Copy every record word for word.

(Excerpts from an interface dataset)
==============================

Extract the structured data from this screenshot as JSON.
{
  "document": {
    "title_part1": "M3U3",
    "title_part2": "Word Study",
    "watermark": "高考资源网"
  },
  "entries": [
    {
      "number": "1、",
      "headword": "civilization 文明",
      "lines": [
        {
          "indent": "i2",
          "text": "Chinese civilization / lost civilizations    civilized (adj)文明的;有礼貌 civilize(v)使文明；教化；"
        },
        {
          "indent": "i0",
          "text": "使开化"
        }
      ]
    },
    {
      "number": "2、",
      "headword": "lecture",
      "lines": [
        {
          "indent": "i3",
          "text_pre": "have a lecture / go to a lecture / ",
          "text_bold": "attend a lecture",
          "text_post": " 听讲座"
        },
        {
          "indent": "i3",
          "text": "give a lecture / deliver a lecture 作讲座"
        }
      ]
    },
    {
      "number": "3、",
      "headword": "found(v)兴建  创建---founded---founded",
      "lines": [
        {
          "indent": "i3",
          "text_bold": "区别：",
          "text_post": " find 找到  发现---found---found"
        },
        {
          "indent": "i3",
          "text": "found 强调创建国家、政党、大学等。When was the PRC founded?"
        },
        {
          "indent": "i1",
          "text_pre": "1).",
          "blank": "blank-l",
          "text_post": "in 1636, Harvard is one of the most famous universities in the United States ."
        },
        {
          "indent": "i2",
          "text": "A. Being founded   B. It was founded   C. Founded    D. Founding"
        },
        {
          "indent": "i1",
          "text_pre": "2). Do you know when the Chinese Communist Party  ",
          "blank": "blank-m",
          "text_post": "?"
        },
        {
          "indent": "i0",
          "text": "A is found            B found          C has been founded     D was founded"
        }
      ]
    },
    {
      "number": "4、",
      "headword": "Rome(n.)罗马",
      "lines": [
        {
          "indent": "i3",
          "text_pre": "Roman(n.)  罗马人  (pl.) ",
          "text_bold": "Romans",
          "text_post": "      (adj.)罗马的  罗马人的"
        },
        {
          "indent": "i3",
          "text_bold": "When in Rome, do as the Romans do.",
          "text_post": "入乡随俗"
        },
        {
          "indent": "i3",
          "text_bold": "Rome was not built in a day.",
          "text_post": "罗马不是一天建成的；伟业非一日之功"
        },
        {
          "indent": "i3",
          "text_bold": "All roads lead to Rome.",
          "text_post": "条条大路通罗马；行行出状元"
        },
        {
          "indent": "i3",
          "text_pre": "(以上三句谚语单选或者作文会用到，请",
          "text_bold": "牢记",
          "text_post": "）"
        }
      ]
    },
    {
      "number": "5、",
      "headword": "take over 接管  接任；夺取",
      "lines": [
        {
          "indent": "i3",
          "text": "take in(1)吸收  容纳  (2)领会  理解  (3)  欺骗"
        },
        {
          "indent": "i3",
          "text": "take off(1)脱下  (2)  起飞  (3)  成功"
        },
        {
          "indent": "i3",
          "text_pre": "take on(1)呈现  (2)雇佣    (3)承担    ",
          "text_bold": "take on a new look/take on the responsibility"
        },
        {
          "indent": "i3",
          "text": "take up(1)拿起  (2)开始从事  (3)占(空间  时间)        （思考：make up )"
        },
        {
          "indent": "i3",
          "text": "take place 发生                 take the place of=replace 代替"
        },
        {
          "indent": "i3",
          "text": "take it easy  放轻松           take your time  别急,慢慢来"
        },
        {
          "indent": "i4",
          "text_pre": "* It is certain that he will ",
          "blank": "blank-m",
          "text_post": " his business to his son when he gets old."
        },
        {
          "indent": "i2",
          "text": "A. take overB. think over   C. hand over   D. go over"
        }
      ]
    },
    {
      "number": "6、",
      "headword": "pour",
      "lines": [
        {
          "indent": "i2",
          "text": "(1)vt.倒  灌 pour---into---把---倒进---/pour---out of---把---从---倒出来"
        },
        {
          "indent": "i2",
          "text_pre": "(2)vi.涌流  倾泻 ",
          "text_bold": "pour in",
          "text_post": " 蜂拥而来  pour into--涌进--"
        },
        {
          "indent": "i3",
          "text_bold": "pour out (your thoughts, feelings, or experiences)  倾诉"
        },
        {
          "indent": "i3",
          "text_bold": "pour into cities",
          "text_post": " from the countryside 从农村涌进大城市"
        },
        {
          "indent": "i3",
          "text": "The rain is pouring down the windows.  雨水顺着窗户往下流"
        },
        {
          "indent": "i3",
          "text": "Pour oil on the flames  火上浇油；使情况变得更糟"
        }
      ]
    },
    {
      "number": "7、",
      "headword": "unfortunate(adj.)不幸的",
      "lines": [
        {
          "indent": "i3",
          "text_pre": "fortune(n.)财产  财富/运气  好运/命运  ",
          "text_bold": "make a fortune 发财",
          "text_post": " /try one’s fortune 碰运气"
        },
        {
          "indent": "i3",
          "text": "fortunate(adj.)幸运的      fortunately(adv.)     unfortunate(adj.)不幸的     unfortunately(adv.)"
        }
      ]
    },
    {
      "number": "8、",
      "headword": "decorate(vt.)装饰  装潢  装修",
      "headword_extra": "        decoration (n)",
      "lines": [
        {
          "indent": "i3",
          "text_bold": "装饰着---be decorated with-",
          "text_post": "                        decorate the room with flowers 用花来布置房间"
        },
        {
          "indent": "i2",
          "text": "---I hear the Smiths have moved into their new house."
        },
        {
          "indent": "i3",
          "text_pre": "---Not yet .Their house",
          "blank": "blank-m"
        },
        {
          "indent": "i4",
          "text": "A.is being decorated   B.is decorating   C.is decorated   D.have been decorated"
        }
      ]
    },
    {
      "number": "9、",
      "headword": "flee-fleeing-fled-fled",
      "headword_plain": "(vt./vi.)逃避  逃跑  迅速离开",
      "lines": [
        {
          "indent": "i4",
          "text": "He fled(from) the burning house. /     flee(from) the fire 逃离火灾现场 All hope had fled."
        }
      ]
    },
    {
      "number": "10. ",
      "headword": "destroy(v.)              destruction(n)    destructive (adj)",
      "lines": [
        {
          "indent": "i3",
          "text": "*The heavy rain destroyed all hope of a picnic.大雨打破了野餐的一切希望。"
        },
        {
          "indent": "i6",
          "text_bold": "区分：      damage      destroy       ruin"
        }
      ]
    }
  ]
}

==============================

(Response to the exercise):
Extract the structured data from this screenshot as JSON.
{
  "document": {
    "title_part1": "M3U3",
    "title_part2": "Word Study",
    "watermark": "高考资源网"
  },
  "entries": [
    {
      "number": "1、",
      "headword": "civilization 文明",
      "lines": [
        {
          "indent": "i2",
          "text": "Chinese civilization / lost civilizations    civilized (adj)文明的;有礼貌 civilize(v)使文明；教化；"
        },
        {
          "indent": "i0",
          "text": "使开化"
        }
      ]
    },
    {
      "number": "2、",
      "headword": "lecture",
      "lines": [
        {
          "indent": "i3",
          "text_pre": "have a lecture / go to a lecture / ",
          "text_bold": "attend a lecture",
          "text_post": " 听讲座"
        },
        {
          "indent": "i3",
          "text": "give a lecture / deliver a lecture 作讲座"
        }
      ]
    },
    {
      "number": "3、",
      "headword": "found(v)兴建  创建---founded---founded",
      "lines": [
        {
          "indent": "i3",
          "text_bold": "区别：",
          "text_post": " find 找到  发现---found---found"
        },
        {
          "indent": "i3",
          "text": "found 强调创建国家、政党、大学等。When was the PRC founded?"
        },
        {
          "indent": "i1",
          "text_pre": "1).",
          "blank": "blank-l",
          "text_post": "in 1636, Harvard is one of the most famous universities in the United States ."
        },
        {
          "indent": "i2",
          "text": "A. Being founded   B. It was founded   C. Founded    D. Founding"
        },
        {
          "indent": "i1",
          "text_pre": "2). Do you know when the Chinese Communist Party  ",
          "blank": "blank-m",
          "text_post": "?"
        },
        {
          "indent": "i0",
          "text": "A is found            B found          C has been founded     D was founded"
        }
      ]
    },
    {
      "number": "4、",
      "headword": "Rome(n.)罗马",
      "lines": [
        {
          "indent": "i3",
          "text_pre": "Roman(n.)  罗马人  (pl.) ",
          "text_bold": "Romans",
          "text_post": "      (adj.)罗马的  罗马人的"
        },
        {
          "indent": "i3",
          "text_bold": "When in Rome, do as the Romans do.",
          "text_post": "入乡随俗"
        },
        {
          "indent": "i3",
          "text_bold": "Rome was not built in a day.",
          "text_post": "罗马不是一天建成的；伟业非一日之功"
        },
        {
          "indent": "i3",
          "text_bold": "All roads lead to Rome.",
          "text_post": "条条大路通罗马；行行出状元"
        },
        {
          "indent": "i3",
          "text_pre": "(以上三句谚语单选或者作文会用到，请",
          "text_bold": "牢记",
          "text_post": "）"
        }
      ]
    },
    {
      "number": "5、",
      "headword": "take over 接管  接任；夺取",
      "lines": [
        {
          "indent": "i3",
          "text": "take in(1)吸收  容纳  (2)领会  理解  (3)  欺骗"
        },
        {
          "indent": "i3",
          "text": "take off(1)脱下  (2)  起飞  (3)  成功"
        },
        {
          "indent": "i3",
          "text_pre": "take on(1)呈现  (2)雇佣    (3)承担    ",
          "text_bold": "take on a new look/take on the responsibility"
        },
        {
          "indent": "i3",
          "text": "take up(1)拿起  (2)开始从事  (3)占(空间  时间)        （思考：make up )"
        },
        {
          "indent": "i3",
          "text": "take place 发生                 take the place of=replace 代替"
        },
        {
          "indent": "i3",
          "text": "take it easy  放轻松           take your time  别急,慢慢来"
        },
        {
          "indent": "i4",
          "text_pre": "* It is certain that he will ",
          "blank": "blank-m",
          "text_post": " his business to his son when he gets old."
        },
        {
          "indent": "i2",
          "text": "A. take overB. think over   C. hand over   D. go over"
        }
      ]
    },
    {
      "number": "6、",
      "headword": "pour",
      "lines": [
        {
          "indent": "i2",
          "text": "(1)vt.倒  灌 pour---into---把---倒进---/pour---out of---把---从---倒出来"
        },
        {
          "indent": "i2",
          "text_pre": "(2)vi.涌流  倾泻 ",
          "text_bold": "pour in",
          "text_post": " 蜂拥而来  pour into--涌进--"
        },
        {
          "indent": "i3",
          "text_bold": "pour out (your thoughts, feelings, or experiences)  倾诉"
        },
        {
          "indent": "i3",
          "text_bold": "pour into cities",
          "text_post": " from the countryside 从农村涌进大城市"
        },
        {
          "indent": "i3",
          "text": "The rain is pouring down the windows.  雨水顺着窗户往下流"
        },
        {
          "indent": "i3",
          "text": "Pour oil on the flames  火上浇油；使情况变得更糟"
        }
      ]
    },
    {
      "number": "7、",
      "headword": "unfortunate(adj.)不幸的",
      "lines": [
        {
          "indent": "i3",
          "text_pre": "fortune(n.)财产  财富/运气  好运/命运  ",
          "text_bold": "make a fortune 发财",
          "text_post": " /try one’s fortune 碰运气"
        },
        {
          "indent": "i3",
          "text": "fortunate(adj.)幸运的      fortunately(adv.)     unfortunate(adj.)不幸的     unfortunately(adv.)"
        }
      ]
    },
    {
      "number": "8、",
      "headword": "decorate(vt.)装饰  装潢  装修",
      "headword_extra": "        decoration (n)",
      "lines": [
        {
          "indent": "i3",
          "text_bold": "装饰着---be decorated with-",
          "text_post": "                        decorate the room with flowers 用花来布置房间"
        },
        {
          "indent": "i2",
          "text": "---I hear the Smiths have moved into their new house."
        },
        {
          "indent": "i3",
          "text_pre": "---Not yet .Their house",
          "blank": "blank-m"
        },
        {
          "indent": "i4",
          "text": "A.is being decorated   B.is decorating   C.is decorated   D.have been decorated"
        }
      ]
    },
    {
      "number": "9、",
      "headword": "flee-fleeing-fled-fled",
      "headword_plain": "(vt./vi.)逃避  逃跑  迅速离开",
      "lines": [
        {
          "indent": "i4",
          "text": "He fled(from) the burning house. /     flee(from) the fire 逃离火灾现场 All hope had fled."
        }
      ]
    },
    {
      "number": "10. ",
      "headword": "destroy(v.)              destruction(n)    destructive (adj)",
      "lines": [
        {
          "indent": "i3",
          "text": "*The heavy rain destroyed all hope of a picnic.大雨打破了野餐的一切希望。"
        },
        {
          "indent": "i6",
          "text_bold": "区分：      damage      destroy       ruin"
        }
      ]
    }
  ]
}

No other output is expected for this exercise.